## Required action
What number of lines in the entries hold the string "Могила"? Answer with it alone.

## Material provided
-*-
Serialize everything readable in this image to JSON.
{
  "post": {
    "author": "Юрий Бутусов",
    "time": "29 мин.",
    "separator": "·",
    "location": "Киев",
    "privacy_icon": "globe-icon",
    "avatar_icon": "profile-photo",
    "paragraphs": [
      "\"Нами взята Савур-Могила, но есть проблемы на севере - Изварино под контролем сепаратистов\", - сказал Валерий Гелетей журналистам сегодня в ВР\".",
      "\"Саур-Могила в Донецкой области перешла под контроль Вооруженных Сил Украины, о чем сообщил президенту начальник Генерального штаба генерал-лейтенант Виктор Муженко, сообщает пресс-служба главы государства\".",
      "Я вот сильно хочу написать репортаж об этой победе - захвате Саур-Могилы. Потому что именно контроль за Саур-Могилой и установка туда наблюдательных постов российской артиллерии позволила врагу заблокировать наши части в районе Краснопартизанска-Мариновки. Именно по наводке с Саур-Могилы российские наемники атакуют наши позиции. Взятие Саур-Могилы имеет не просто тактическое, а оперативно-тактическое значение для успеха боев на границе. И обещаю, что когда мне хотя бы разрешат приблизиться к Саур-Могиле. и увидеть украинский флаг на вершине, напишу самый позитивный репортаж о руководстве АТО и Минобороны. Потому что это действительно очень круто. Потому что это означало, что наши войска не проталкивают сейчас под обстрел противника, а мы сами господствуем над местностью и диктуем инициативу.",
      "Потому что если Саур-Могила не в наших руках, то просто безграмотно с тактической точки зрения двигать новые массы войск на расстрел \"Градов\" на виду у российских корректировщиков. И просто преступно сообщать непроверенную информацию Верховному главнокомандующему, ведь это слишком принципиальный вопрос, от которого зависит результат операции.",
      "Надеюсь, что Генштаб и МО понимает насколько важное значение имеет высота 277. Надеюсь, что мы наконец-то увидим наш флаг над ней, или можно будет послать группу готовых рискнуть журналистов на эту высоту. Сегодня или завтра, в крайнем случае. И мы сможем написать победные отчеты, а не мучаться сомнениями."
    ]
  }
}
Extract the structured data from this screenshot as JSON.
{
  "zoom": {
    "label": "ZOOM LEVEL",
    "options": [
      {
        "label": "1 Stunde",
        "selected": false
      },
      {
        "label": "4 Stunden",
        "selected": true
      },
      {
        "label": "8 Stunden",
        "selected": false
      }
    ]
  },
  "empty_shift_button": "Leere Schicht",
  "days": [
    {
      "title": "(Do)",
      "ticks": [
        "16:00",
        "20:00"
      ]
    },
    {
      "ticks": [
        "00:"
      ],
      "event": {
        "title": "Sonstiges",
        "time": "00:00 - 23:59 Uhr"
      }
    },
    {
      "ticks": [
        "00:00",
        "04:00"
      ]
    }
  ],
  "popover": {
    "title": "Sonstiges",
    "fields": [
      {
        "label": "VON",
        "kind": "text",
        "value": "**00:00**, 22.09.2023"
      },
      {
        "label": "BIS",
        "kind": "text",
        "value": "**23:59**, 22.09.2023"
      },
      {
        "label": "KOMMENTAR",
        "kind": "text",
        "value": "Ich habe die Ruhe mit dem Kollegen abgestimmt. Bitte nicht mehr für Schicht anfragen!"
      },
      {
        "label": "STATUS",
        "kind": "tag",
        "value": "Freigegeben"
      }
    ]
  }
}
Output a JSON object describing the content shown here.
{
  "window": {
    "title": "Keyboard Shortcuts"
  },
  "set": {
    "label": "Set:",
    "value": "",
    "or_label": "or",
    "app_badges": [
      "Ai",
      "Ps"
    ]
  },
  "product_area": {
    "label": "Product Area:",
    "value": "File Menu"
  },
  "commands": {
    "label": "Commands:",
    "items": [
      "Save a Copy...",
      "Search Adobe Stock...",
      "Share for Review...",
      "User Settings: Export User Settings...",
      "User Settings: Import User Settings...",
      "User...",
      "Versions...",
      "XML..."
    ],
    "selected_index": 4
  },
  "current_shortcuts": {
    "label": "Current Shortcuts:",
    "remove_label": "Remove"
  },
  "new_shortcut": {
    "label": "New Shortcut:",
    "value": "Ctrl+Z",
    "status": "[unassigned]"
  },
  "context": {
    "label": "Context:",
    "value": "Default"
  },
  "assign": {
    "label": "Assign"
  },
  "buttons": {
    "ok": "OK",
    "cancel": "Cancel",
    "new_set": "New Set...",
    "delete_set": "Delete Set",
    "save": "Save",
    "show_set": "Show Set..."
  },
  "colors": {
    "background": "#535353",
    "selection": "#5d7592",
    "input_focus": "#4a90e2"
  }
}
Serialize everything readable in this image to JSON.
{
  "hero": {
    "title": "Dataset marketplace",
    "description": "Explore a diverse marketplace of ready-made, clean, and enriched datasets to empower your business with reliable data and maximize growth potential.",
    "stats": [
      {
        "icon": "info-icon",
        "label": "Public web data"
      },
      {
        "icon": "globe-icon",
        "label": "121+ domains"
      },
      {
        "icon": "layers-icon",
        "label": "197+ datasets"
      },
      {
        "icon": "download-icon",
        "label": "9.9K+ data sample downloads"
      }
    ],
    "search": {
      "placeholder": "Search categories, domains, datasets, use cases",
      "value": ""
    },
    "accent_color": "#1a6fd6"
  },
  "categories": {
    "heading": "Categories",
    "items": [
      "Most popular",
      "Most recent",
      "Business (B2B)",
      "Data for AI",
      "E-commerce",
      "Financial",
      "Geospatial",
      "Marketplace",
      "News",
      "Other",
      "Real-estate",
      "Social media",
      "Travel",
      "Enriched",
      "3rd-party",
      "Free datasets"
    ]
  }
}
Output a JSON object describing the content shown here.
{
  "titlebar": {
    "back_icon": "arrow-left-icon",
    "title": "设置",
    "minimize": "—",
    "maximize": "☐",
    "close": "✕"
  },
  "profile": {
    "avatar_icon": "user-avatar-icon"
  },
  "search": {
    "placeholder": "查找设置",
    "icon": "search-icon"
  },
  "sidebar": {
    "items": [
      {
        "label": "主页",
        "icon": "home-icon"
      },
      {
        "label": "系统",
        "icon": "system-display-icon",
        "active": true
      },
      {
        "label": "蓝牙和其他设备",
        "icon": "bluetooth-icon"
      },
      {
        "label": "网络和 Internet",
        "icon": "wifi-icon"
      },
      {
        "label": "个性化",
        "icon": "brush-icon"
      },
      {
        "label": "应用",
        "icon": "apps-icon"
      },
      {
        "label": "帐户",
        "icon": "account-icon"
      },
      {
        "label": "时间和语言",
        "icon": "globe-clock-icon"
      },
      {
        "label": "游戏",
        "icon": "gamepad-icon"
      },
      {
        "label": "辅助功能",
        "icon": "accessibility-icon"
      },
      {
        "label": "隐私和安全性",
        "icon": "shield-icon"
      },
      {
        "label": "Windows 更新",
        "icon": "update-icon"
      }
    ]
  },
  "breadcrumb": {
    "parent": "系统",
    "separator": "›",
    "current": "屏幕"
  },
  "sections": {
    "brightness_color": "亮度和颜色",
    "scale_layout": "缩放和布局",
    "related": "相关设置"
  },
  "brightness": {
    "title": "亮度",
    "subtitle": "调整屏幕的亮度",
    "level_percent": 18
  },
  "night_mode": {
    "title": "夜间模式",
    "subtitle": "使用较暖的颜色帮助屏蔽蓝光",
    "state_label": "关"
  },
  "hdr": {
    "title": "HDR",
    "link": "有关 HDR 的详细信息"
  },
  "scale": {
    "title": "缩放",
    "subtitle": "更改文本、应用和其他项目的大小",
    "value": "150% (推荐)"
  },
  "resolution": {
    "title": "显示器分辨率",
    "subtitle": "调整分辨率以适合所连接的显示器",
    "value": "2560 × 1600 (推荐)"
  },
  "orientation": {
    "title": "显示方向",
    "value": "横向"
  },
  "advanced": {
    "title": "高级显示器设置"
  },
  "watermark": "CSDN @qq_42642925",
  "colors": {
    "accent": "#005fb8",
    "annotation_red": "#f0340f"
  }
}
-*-
## Reply to the task
3